Culp, a defensive tackle, was a disruptive force with the Chiefs during 1968-74, manning the middle of their famed Triple Stack defense. Culp lined up next to Hall of Fame defensive tackle Buck Buchanan and in front of Hall of Fame middle linebacker Willie Lanier, and Culp dominated Minnesota’s star center Mick Tingelhoff in the Chiefs’ 23-7 upset of Minnesota in Super Bowl IV.
Because Culp signed a futures contract with the ill-fated World Football League’s Southern California Sun in 1974, the Chiefs traded him to Houston for John Matuszak in what turned out to be one of the most one-sided deals in NFL history. The Chiefs also sent a 1975 first-round pick with Culp, and the Oilers used the sixth overall pick to select star linebacker Robert Brazile.
Culp spent 1974-80 with Houston and played an integral role in the revival of the Oilers under Bum Phillips. Culp, one of the first true 3-4 nose tackles with the Oilers, was a four-time Pro Bowler in Houston, but Kansas City remained a special place.

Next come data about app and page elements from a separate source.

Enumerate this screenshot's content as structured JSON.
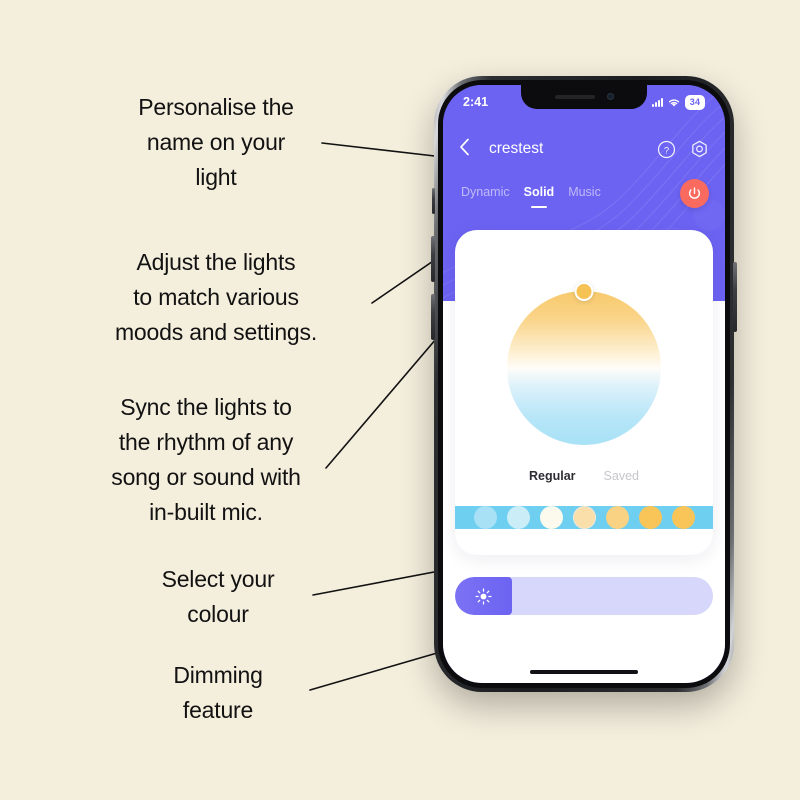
{
  "page": {
    "background_color": "#F4EEDD",
    "text_color": "#121212"
  },
  "annotations": [
    {
      "id": "name",
      "text": "Personalise the\nname on your\nlight"
    },
    {
      "id": "adjust",
      "text": "Adjust the lights\nto match various\nmoods and settings."
    },
    {
      "id": "music",
      "text": "Sync the lights to\nthe rhythm of any\nsong or sound with\nin-built mic."
    },
    {
      "id": "colour",
      "text": "Select your\ncolour"
    },
    {
      "id": "dim",
      "text": "Dimming\nfeature"
    }
  ],
  "phone": {
    "status_bar": {
      "time": "2:41",
      "battery_level": "34",
      "wifi_icon": "wifi-icon",
      "signal_icon": "cellular-signal-icon"
    },
    "nav": {
      "back_icon": "chevron-left-icon",
      "title": "crestest",
      "help_icon": "help-circle-icon",
      "settings_icon": "gear-icon"
    },
    "tabs": [
      {
        "label": "Dynamic",
        "active": false
      },
      {
        "label": "Solid",
        "active": true
      },
      {
        "label": "Music",
        "active": false
      }
    ],
    "power_button": {
      "icon": "power-icon",
      "color": "#FB6A5E"
    },
    "card": {
      "color_wheel": {
        "handle_icon": "color-handle",
        "handle_color": "#F6C254",
        "gradient_top": "#F7C96B",
        "gradient_mid": "#FFFDF8",
        "gradient_bottom": "#A8E1F6"
      },
      "segments": [
        {
          "label": "Regular",
          "active": true
        },
        {
          "label": "Saved",
          "active": false
        }
      ],
      "swatches": [
        {
          "color": "#6FCFF0",
          "selected": true
        },
        {
          "color": "#A8E0F6",
          "selected": false
        },
        {
          "color": "#CBEDF7",
          "selected": false
        },
        {
          "color": "#FCFAEC",
          "selected": false
        },
        {
          "color": "#FADFAA",
          "selected": false
        },
        {
          "color": "#FAD284",
          "selected": false
        },
        {
          "color": "#F9C558",
          "selected": false
        }
      ]
    },
    "dimmer": {
      "icon": "brightness-sun-icon",
      "fill_percent": "22",
      "track_color": "#D6D7FB",
      "fill_color": "#6C63F2"
    },
    "home_indicator": "home-indicator-bar",
    "accent_color": "#6C63F2"
  }
}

“The fans in Kansas City were like no other fans,” Culp said. “It was a fun time to be in Kansas City and win those games at Municipal Stadium and at Arrowhead Stadium.”

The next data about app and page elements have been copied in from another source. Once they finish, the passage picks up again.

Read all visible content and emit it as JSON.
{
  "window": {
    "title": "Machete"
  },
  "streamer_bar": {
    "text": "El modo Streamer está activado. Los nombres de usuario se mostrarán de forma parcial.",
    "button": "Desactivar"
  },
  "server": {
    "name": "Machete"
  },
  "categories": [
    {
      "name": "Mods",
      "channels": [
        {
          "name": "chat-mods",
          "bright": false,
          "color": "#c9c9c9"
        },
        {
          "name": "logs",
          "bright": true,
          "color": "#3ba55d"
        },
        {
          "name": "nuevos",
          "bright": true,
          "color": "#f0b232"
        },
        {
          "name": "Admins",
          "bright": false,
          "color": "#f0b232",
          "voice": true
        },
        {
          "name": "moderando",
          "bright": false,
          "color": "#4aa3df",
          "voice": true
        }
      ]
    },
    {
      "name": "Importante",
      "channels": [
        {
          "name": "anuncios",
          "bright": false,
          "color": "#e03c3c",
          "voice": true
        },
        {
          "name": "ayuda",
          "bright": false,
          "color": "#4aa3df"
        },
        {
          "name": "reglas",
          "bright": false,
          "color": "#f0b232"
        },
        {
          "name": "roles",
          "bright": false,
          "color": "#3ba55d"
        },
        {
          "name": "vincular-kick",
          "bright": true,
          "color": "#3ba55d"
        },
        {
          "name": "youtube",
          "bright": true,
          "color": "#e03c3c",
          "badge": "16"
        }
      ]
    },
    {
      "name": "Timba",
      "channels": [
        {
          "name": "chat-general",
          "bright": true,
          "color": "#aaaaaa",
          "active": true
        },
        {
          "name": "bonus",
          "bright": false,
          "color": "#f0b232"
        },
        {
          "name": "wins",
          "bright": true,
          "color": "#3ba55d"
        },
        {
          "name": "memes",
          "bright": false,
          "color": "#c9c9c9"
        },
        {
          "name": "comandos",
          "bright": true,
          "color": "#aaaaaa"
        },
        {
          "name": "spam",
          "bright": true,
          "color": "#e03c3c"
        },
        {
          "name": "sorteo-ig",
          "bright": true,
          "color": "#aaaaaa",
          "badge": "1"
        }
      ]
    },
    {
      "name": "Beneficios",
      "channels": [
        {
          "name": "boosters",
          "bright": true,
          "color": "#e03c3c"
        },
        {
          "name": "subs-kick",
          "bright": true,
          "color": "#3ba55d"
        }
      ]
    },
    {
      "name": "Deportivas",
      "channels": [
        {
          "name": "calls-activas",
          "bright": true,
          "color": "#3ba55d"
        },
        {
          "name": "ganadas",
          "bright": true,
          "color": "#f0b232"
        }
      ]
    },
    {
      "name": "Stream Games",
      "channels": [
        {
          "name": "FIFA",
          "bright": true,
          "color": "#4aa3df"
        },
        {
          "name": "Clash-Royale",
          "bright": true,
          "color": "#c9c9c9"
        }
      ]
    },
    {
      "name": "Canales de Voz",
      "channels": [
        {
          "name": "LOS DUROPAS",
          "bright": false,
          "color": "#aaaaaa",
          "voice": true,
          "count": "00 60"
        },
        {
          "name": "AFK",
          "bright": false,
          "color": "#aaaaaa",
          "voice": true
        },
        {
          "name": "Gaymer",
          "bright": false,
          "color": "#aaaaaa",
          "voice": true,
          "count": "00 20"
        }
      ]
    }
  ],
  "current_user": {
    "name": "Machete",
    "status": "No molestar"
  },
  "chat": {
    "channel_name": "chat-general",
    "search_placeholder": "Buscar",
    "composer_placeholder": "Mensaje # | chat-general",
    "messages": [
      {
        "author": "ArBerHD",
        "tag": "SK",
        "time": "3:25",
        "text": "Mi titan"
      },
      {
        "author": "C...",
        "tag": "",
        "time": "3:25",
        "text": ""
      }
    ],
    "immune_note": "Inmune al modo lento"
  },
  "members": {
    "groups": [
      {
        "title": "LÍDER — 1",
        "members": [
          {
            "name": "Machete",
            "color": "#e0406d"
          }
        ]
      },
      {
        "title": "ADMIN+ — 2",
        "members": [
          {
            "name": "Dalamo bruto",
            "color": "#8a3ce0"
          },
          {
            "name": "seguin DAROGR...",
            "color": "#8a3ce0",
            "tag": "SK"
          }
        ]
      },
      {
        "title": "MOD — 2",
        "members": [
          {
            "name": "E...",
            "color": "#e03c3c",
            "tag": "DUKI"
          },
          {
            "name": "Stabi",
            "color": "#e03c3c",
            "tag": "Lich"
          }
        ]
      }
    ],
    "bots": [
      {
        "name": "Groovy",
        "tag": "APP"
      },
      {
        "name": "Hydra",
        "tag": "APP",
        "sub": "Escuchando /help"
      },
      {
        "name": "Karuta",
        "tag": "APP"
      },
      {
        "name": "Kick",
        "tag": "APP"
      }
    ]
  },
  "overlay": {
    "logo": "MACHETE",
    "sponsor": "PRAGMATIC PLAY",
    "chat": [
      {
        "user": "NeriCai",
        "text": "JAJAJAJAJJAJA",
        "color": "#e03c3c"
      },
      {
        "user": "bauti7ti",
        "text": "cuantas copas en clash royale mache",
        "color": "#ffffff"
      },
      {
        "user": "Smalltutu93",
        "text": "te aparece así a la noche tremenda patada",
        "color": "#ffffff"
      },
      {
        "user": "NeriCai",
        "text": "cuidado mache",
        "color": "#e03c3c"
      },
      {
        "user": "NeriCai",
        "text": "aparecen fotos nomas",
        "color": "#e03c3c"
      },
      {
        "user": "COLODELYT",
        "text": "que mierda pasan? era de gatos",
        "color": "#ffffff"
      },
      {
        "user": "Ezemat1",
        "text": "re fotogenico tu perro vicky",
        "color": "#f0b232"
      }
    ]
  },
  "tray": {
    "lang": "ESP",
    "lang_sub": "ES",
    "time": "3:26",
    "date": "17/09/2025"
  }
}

Culp was inducted into the Chiefs Hall of Fame in 2008 and since that day was hopeful he’d eventually join Lanier, Buchanan, Bobby Bell, Emmitt Thomas, Len Dawson, Jan Stenerud, coach Hank Stram and owner Lamar Hunt in Canton one day.
“I’d visit with the other Hall of Famers,” Culp said of his annual visits to Chiefs alumni weekends, “and they told me to have faith and stay ready when that call comes.”
Culp’s induction on Aug. 3 will mark the first Hall of Fame ceremony he has attended.
“A lot of individuals have told me what’s going on,” he said. “I have an agenda of things to participate in; it’s going to be quite an event. It’s the 50th anniversary (of the Hall of Fame), about 120 or so Hall of Famers are going to be there … and the big parade and all the other festivities that will go along with that weekend. It’s going to be quite interesting.”
Culp didn’t hesitate when asked if he could go back and play one more snap, who would it be against?
“Probably Miami … if the outcome would have been different,” Culp said of the 1971 Christmas Day, double-overtime playoff loss to the Dolphins.
And if Culp could go back and play one more snap as an Oiler, he said he’d like to take another crack against guard Conrad Dobler, who resides in Johnson County.
“He was nasty,” Culp said. “I remember one game in the Astrodome there were some things going on that shouldn’t have been going on.”